So the next time I find myself offering to help before I pause to consider whether I actually have the time and energy to do so, I’m going to try and remember Wembley. “I’ll be happy to help you with all of those things later, but one at a time. Right now, I’m gonna spend time with my pal Lou.” (My version of that probably means sitting at home alone in my PJs doing nothing, which is absolutely glorious.)
Meanwhile, in Outer Space, Doc manipulates Sprocket into helping him with yet another absurd project. “Come on, Sprockie, gonna help me, aren’t you? No? Look, Dog is Man’s best friend, and friends help.” In a strong contender for Coolest Puppetry Effect, Sprocket is hoisted slowly to the ceiling and then gets trapped under a chandelier / burglar alarm / smoke detector. Thankfully, Doc learns his lesson, and declares, “Behind every great man, there’s a dog, eh, Sprockie? And behind every great dog, there’s a hot dog.”
Strongest Moment: When Wembley finally says “No, Mokey, I won’t,” tells all his friends what’s wrong, and sets some very reasonable and healthy boundaries.
Weakest Moment: Marjory: Oh, nuts! I forgot to tell them that the potion only lasts for twenty minutes!
Philo: Eh, never mind.
Gunge: Yeah, they’ll find out soon enough.
Philo: Yeah, in about half an hour.
Do we really need to hear this same time frame stated twice in the space of four lines?
MVF (Most Valuable Fraggle): 100% Team Lou.
First Appearance Of…: Also Lou!
Most Classic Moment: Red: “Darling!” Mokey: “Beloved!” Gobo: “Sweetheart!” Boober: “Sugar lips!”
Musical Highlight: While “Help Me for a Change” is relatable and “Lover, Lover, Number 9”/“Wembley, Wembley, Number 9” is a one-verse banger, I have to give it up to “Just a Little Wimp”/“Learn to Love a Wimp.” I love when a song is sad at first and then joyful in the reprise. Wembley has learned so see all the great things about being exactly who he is. Plus is there anything cuter than Wembley singing “And I’m bigger than a bean”?
Coolest Puppetry Effect: OMG THE MINIATURE WEMBLEY PUPPET HAS A TEENY TINY BUBBLING POTION BOTTLE.
Darkest Moment: During “Wembley, Wembley, Number 9,” the other Fraggles’ contracted pupils are extra creepy. It indicates a curse more than actual attraction, which would have dilated pupils. Wembley, being hoisted and fawned over and smooched against his will, yells, “Why am I letting them do this to me?!” thereby stumbling into the whole dang point.
Fraggle Lore: Moss packs are used to help Fraggles in pain. Presumably they’re less like ice packs and more like heat packs, since Traveling Matt remarks about the Silly Creatures’ moss pack (an actual ice cream cone), “the foolish thing didn’t even keep my head warm.”
Obscure Character Watch: Morris Fraggle is seen playing the saxophone during Wembley’s song “Help Me for a Change.” Morris would go on to have minor speaking roles in later episodes, and his puppeteer, Terry Angus, gave him glasses to make it easier to locate the character on the monitors when filming.

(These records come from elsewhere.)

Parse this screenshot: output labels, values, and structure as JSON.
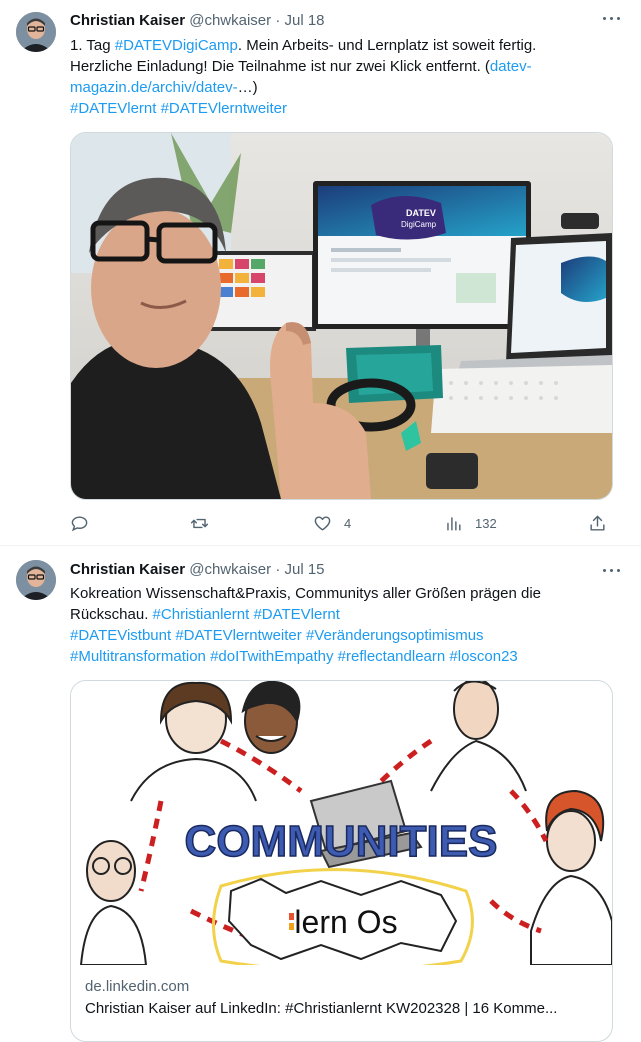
{
  "tweets": [
    {
      "author": {
        "name": "Christian Kaiser",
        "handle": "@chwkaiser"
      },
      "separator": "·",
      "date": "Jul 18",
      "lines": [
        [
          {
            "t": "1. Tag ",
            "link": false
          },
          {
            "t": "#DATEVDigiCamp",
            "link": true
          },
          {
            "t": ". Mein Arbeits- und Lernplatz ist soweit fertig.",
            "link": false
          }
        ],
        [
          {
            "t": "Herzliche Einladung! Die Teilnahme ist nur zwei Klick entfernt. (",
            "link": false
          },
          {
            "t": "datev-",
            "link": true
          }
        ],
        [
          {
            "t": "magazin.de/archiv/datev-",
            "link": true
          },
          {
            "t": "…)",
            "link": false
          }
        ],
        [
          {
            "t": "#DATEVlernt",
            "link": true
          },
          {
            "t": " ",
            "link": false
          },
          {
            "t": "#DATEVlerntweiter",
            "link": true
          }
        ]
      ],
      "photo": {
        "screen_brand": "DATEV",
        "screen_title": "DigiCamp"
      },
      "actions": {
        "reply": "",
        "retweet": "",
        "like": "4",
        "views": "132"
      }
    },
    {
      "author": {
        "name": "Christian Kaiser",
        "handle": "@chwkaiser"
      },
      "separator": "·",
      "date": "Jul 15",
      "lines": [
        [
          {
            "t": "Kokreation Wissenschaft&Praxis, Communitys aller Größen prägen die",
            "link": false
          }
        ],
        [
          {
            "t": "Rückschau. ",
            "link": false
          },
          {
            "t": "#Christianlernt",
            "link": true
          },
          {
            "t": " ",
            "link": false
          },
          {
            "t": "#DATEVlernt",
            "link": true
          }
        ],
        [
          {
            "t": "#DATEVistbunt",
            "link": true
          },
          {
            "t": " ",
            "link": false
          },
          {
            "t": "#DATEVlerntweiter",
            "link": true
          },
          {
            "t": " ",
            "link": false
          },
          {
            "t": "#Veränderungsoptimismus",
            "link": true
          }
        ],
        [
          {
            "t": "#Multitransformation",
            "link": true
          },
          {
            "t": "  ",
            "link": false
          },
          {
            "t": "#doITwithEmpathy",
            "link": true
          },
          {
            "t": " ",
            "link": false
          },
          {
            "t": "#reflectandlearn",
            "link": true
          },
          {
            "t": " ",
            "link": false
          },
          {
            "t": "#loscon23",
            "link": true
          }
        ]
      ],
      "card": {
        "image_text_1": "COMMUNITIES",
        "image_text_2": "lern Os",
        "domain": "de.linkedin.com",
        "title": "Christian Kaiser auf LinkedIn: #Christianlernt KW202328 | 16 Komme..."
      }
    }
  ],
  "colors": {
    "link": "#1d9bf0",
    "muted": "#536471",
    "border": "#cfd9de"
  },
  "icons": [
    "more-icon",
    "reply-icon",
    "retweet-icon",
    "like-icon",
    "views-icon",
    "share-icon"
  ]
}
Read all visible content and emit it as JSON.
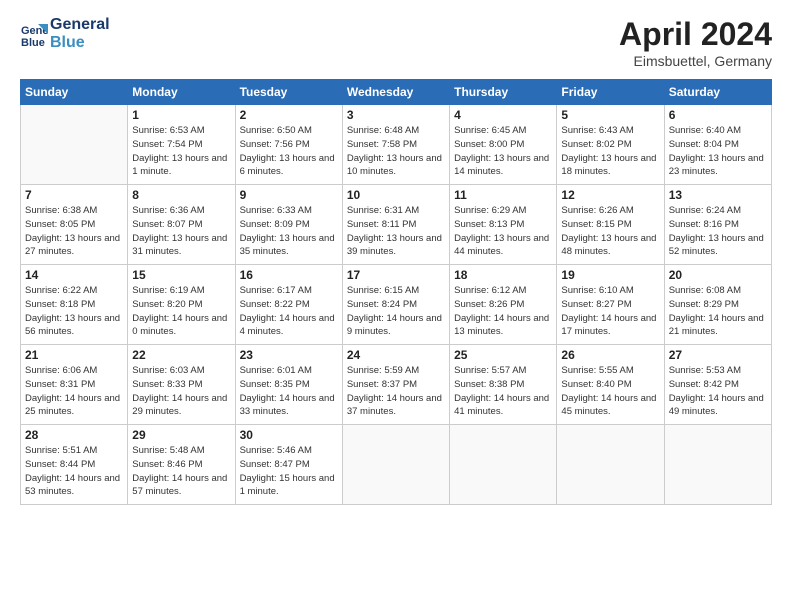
{
  "header": {
    "logo_line1": "General",
    "logo_line2": "Blue",
    "title": "April 2024",
    "location": "Eimsbuettel, Germany"
  },
  "days_of_week": [
    "Sunday",
    "Monday",
    "Tuesday",
    "Wednesday",
    "Thursday",
    "Friday",
    "Saturday"
  ],
  "weeks": [
    [
      {
        "num": "",
        "sunrise": "",
        "sunset": "",
        "daylight": ""
      },
      {
        "num": "1",
        "sunrise": "Sunrise: 6:53 AM",
        "sunset": "Sunset: 7:54 PM",
        "daylight": "Daylight: 13 hours and 1 minute."
      },
      {
        "num": "2",
        "sunrise": "Sunrise: 6:50 AM",
        "sunset": "Sunset: 7:56 PM",
        "daylight": "Daylight: 13 hours and 6 minutes."
      },
      {
        "num": "3",
        "sunrise": "Sunrise: 6:48 AM",
        "sunset": "Sunset: 7:58 PM",
        "daylight": "Daylight: 13 hours and 10 minutes."
      },
      {
        "num": "4",
        "sunrise": "Sunrise: 6:45 AM",
        "sunset": "Sunset: 8:00 PM",
        "daylight": "Daylight: 13 hours and 14 minutes."
      },
      {
        "num": "5",
        "sunrise": "Sunrise: 6:43 AM",
        "sunset": "Sunset: 8:02 PM",
        "daylight": "Daylight: 13 hours and 18 minutes."
      },
      {
        "num": "6",
        "sunrise": "Sunrise: 6:40 AM",
        "sunset": "Sunset: 8:04 PM",
        "daylight": "Daylight: 13 hours and 23 minutes."
      }
    ],
    [
      {
        "num": "7",
        "sunrise": "Sunrise: 6:38 AM",
        "sunset": "Sunset: 8:05 PM",
        "daylight": "Daylight: 13 hours and 27 minutes."
      },
      {
        "num": "8",
        "sunrise": "Sunrise: 6:36 AM",
        "sunset": "Sunset: 8:07 PM",
        "daylight": "Daylight: 13 hours and 31 minutes."
      },
      {
        "num": "9",
        "sunrise": "Sunrise: 6:33 AM",
        "sunset": "Sunset: 8:09 PM",
        "daylight": "Daylight: 13 hours and 35 minutes."
      },
      {
        "num": "10",
        "sunrise": "Sunrise: 6:31 AM",
        "sunset": "Sunset: 8:11 PM",
        "daylight": "Daylight: 13 hours and 39 minutes."
      },
      {
        "num": "11",
        "sunrise": "Sunrise: 6:29 AM",
        "sunset": "Sunset: 8:13 PM",
        "daylight": "Daylight: 13 hours and 44 minutes."
      },
      {
        "num": "12",
        "sunrise": "Sunrise: 6:26 AM",
        "sunset": "Sunset: 8:15 PM",
        "daylight": "Daylight: 13 hours and 48 minutes."
      },
      {
        "num": "13",
        "sunrise": "Sunrise: 6:24 AM",
        "sunset": "Sunset: 8:16 PM",
        "daylight": "Daylight: 13 hours and 52 minutes."
      }
    ],
    [
      {
        "num": "14",
        "sunrise": "Sunrise: 6:22 AM",
        "sunset": "Sunset: 8:18 PM",
        "daylight": "Daylight: 13 hours and 56 minutes."
      },
      {
        "num": "15",
        "sunrise": "Sunrise: 6:19 AM",
        "sunset": "Sunset: 8:20 PM",
        "daylight": "Daylight: 14 hours and 0 minutes."
      },
      {
        "num": "16",
        "sunrise": "Sunrise: 6:17 AM",
        "sunset": "Sunset: 8:22 PM",
        "daylight": "Daylight: 14 hours and 4 minutes."
      },
      {
        "num": "17",
        "sunrise": "Sunrise: 6:15 AM",
        "sunset": "Sunset: 8:24 PM",
        "daylight": "Daylight: 14 hours and 9 minutes."
      },
      {
        "num": "18",
        "sunrise": "Sunrise: 6:12 AM",
        "sunset": "Sunset: 8:26 PM",
        "daylight": "Daylight: 14 hours and 13 minutes."
      },
      {
        "num": "19",
        "sunrise": "Sunrise: 6:10 AM",
        "sunset": "Sunset: 8:27 PM",
        "daylight": "Daylight: 14 hours and 17 minutes."
      },
      {
        "num": "20",
        "sunrise": "Sunrise: 6:08 AM",
        "sunset": "Sunset: 8:29 PM",
        "daylight": "Daylight: 14 hours and 21 minutes."
      }
    ],
    [
      {
        "num": "21",
        "sunrise": "Sunrise: 6:06 AM",
        "sunset": "Sunset: 8:31 PM",
        "daylight": "Daylight: 14 hours and 25 minutes."
      },
      {
        "num": "22",
        "sunrise": "Sunrise: 6:03 AM",
        "sunset": "Sunset: 8:33 PM",
        "daylight": "Daylight: 14 hours and 29 minutes."
      },
      {
        "num": "23",
        "sunrise": "Sunrise: 6:01 AM",
        "sunset": "Sunset: 8:35 PM",
        "daylight": "Daylight: 14 hours and 33 minutes."
      },
      {
        "num": "24",
        "sunrise": "Sunrise: 5:59 AM",
        "sunset": "Sunset: 8:37 PM",
        "daylight": "Daylight: 14 hours and 37 minutes."
      },
      {
        "num": "25",
        "sunrise": "Sunrise: 5:57 AM",
        "sunset": "Sunset: 8:38 PM",
        "daylight": "Daylight: 14 hours and 41 minutes."
      },
      {
        "num": "26",
        "sunrise": "Sunrise: 5:55 AM",
        "sunset": "Sunset: 8:40 PM",
        "daylight": "Daylight: 14 hours and 45 minutes."
      },
      {
        "num": "27",
        "sunrise": "Sunrise: 5:53 AM",
        "sunset": "Sunset: 8:42 PM",
        "daylight": "Daylight: 14 hours and 49 minutes."
      }
    ],
    [
      {
        "num": "28",
        "sunrise": "Sunrise: 5:51 AM",
        "sunset": "Sunset: 8:44 PM",
        "daylight": "Daylight: 14 hours and 53 minutes."
      },
      {
        "num": "29",
        "sunrise": "Sunrise: 5:48 AM",
        "sunset": "Sunset: 8:46 PM",
        "daylight": "Daylight: 14 hours and 57 minutes."
      },
      {
        "num": "30",
        "sunrise": "Sunrise: 5:46 AM",
        "sunset": "Sunset: 8:47 PM",
        "daylight": "Daylight: 15 hours and 1 minute."
      },
      {
        "num": "",
        "sunrise": "",
        "sunset": "",
        "daylight": ""
      },
      {
        "num": "",
        "sunrise": "",
        "sunset": "",
        "daylight": ""
      },
      {
        "num": "",
        "sunrise": "",
        "sunset": "",
        "daylight": ""
      },
      {
        "num": "",
        "sunrise": "",
        "sunset": "",
        "daylight": ""
      }
    ]
  ]
}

One More Thing…: In the scene where Wembley tells Gobo and Mokey about Lou and Mokey insists Wembley is in love, all of this is happening in the background: At the start of the scene when Mokey is painting, a Doozer drives by and stops by Mokey, who sets her cup of red paint down on his machine thingy, and the Doozer drives away with the paint. Later, we see a Doozer walking by carrying the paint on a dolly. At the end of the scene, a Doozer drives by, deposits the lil jar of paint back where it came from, and rolls away. Mokey picks it up and never notices it was missing.
Okay, One More Thing…: I do not envy whoever had to clean ice cream off of the Traveling Matt puppet. But, as we learned in that great recent video where Adam Savage met John Tartaglia/Gobo and Donna Kimball/Mokey, Fraggles are apparently dryer safe! And therefore presumably washer safe; I guess I always just presumed they’d be spot-clean only. But, now that I think about it, frequently used puppets are probably soaking up a lot of puppeteer sweat from the inside out and I am SO sorry I just made all our brains have to read that.
Click here to walk hand in hand with your new friend to the ToughPigs forum and let Mokey find her own darn rock!
By Beth Cook.